Mitt Romney’s acceptance speech on Thursday night may be the closest thing the Republican Party has to a Super Bowl this election cycle. Nominee John McCain drew 39 million viewers for his 2008 acceptance speech, according to Nielsen data—more than President Bush did for his convention address in 2004. To maximize the fundraising power of this huge audience, Romney’s digital strategists want to intercept these viewers on the tablets, laptops, and smartphones they will use while they watch.
Advertisers call these viewers “media multitaskers” or “multiscreen viewers.” Ipsos research shows that about two-thirds of viewers use a smartphone, computer, or tablet while watching TV. Google’s own research confirms that there is a strong, real-time correlation between a national media event and Internet search activity. During the 2012 Super Bowl, for instance, the top five trending search terms were all game-related.
Political-ad consultant Peter Pasi said that there could be as much as $15 million to $20 million in campaign donations to be raised online during Romney’s acceptance speech. This dwarfs the $3.5 million the campaign reported raising online in the 24 hours after Romney chose Rep. Paul Ryan of Wisconsin as his running mate.
There’s so much potential money on the table, Pasi told Convention Daily, because the prime-time speech will the first moment that many voters tune into the 2012 campaign. “Search, more than any other form of advertising, leads to conversion,” he said.
Pasi, an executive vice president at Emotive, worked on Rick Santorum’s 2012 primary campaign and had to fix the “Google problem” that arose when columnist Dan Savage orchestrated an online campaign to steer searches on the politician to sexually charged content. He says that Romney’s campaign should adopt a “war room” strategy for search, monitoring Google searches in real time and responding to trends with ads instantaneously.

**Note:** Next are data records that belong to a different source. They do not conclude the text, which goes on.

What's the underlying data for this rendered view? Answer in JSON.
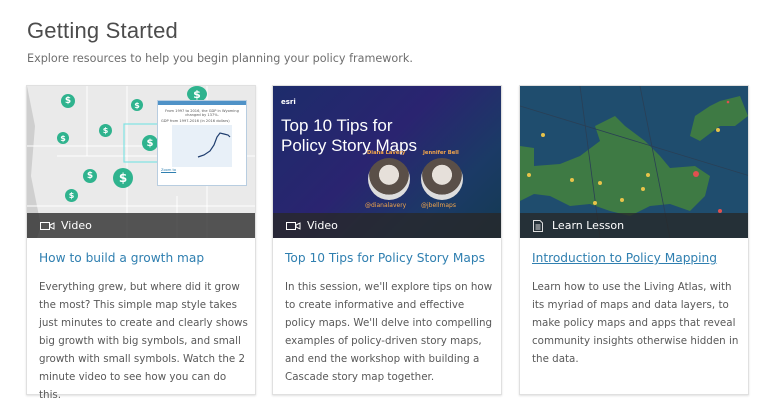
{
  "header": {
    "title": "Getting Started",
    "subtitle": "Explore resources to help you begin planning your policy framework."
  },
  "cards": [
    {
      "type": "Video",
      "icon": "video-camera-icon",
      "title": "How to build a growth map",
      "body": "Everything grew, but where did it grow the most? This simple map style takes just minutes to create and clearly shows big growth with big symbols, and small growth with small symbols. Watch the 2 minute video to see how you can do this.",
      "popup": {
        "text": "From 1997 to 2016, the GDP in Wyoming changed by 137%.",
        "chart_title": "GDP from 1997-2016 (in 2016 dollars)",
        "link": "Zoom to"
      }
    },
    {
      "type": "Video",
      "icon": "video-camera-icon",
      "title": "Top 10 Tips for Policy Story Maps",
      "body": "In this session, we'll explore tips on how to create informative and effective policy maps. We'll delve into compelling examples of policy-driven story maps, and end the workshop with building a Cascade story map together.",
      "thumb": {
        "brand": "esri",
        "headline": "Top 10 Tips for Policy Story Maps",
        "speakers": [
          {
            "name": "Diana Lavery",
            "handle": "@dianalavery"
          },
          {
            "name": "Jennifer Bell",
            "handle": "@jbellmaps"
          }
        ]
      }
    },
    {
      "type": "Learn Lesson",
      "icon": "document-icon",
      "title": "Introduction to Policy Mapping",
      "body": "Learn how to use the Living Atlas, with its myriad of maps and data layers, to make policy maps and apps that reveal community insights otherwise hidden in the data."
    }
  ],
  "colors": {
    "link": "#2f7fb0",
    "accent": "#2fb38e"
  }
}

Ads on Google are triggered by user searches. Advertisers buy search terms using an automated tool, and are charged when ads generate clicks. When there is competition for an ad, the top listing is awarded to the bidder who offers the most money and whose content has the strongest relationship to the search term. Google calls this a “quality score.” It’s what ensures that Romney’s campaign site typically has the top listing for searches with the candidate’s name.
There are going to be “millions of queries, millions of people who are going to be motivated to learn more about the candidate,” Pasi said. “The key is to have lots of stuff ready to go” in advance, so that search ads matching trending terms can be deployed at the touch of a button.
Romney’s digital team didn’t respond to a request for comment on its search-advertising plans for the speech. Pasi said that a well-executed plan would include copy that links themes from Romney’s speech to landing pages with instructions on how to donate.
The most obvious search terms are usually the most successful. “As a general rule, campaigns will see highest click-through rate on their own branded terms, like a candidate’s name,” said Rob Saliterman, Google’s head of Republican ad sales.
Search activities can also present opportunities for rivals. The Obama campaign is looking to intercept voters seeking more information about Paul Ryan, with a search ad that reads “Who Is Paul Ryan?” and links to the Obama campaign website. Pasi expects the Obama team to snap up ads keyed to policy issues, such as taxes and women’s health.
This article appears in the August 29, 2012, edition of NJ Convention Daily.